▸ EXTRACTED INFORMATION:
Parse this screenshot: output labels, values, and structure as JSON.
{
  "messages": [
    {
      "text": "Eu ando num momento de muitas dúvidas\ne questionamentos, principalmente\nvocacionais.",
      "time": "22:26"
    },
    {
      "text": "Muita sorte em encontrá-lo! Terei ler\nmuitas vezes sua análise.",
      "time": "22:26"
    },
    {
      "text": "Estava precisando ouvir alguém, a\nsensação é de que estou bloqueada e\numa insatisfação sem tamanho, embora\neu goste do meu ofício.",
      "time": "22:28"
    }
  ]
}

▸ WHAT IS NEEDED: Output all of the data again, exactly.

▸ SOLUTION:
Parse this screenshot: output labels, values, and structure as JSON.
{
  "messages": [
    {
      "text": "Eu ando num momento de muitas dúvidas\ne questionamentos, principalmente\nvocacionais.",
      "time": "22:26"
    },
    {
      "text": "Muita sorte em encontrá-lo! Terei ler\nmuitas vezes sua análise.",
      "time": "22:26"
    },
    {
      "text": "Estava precisando ouvir alguém, a\nsensação é de que estou bloqueada e\numa insatisfação sem tamanho, embora\neu goste do meu ofício.",
      "time": "22:28"
    }
  ]
}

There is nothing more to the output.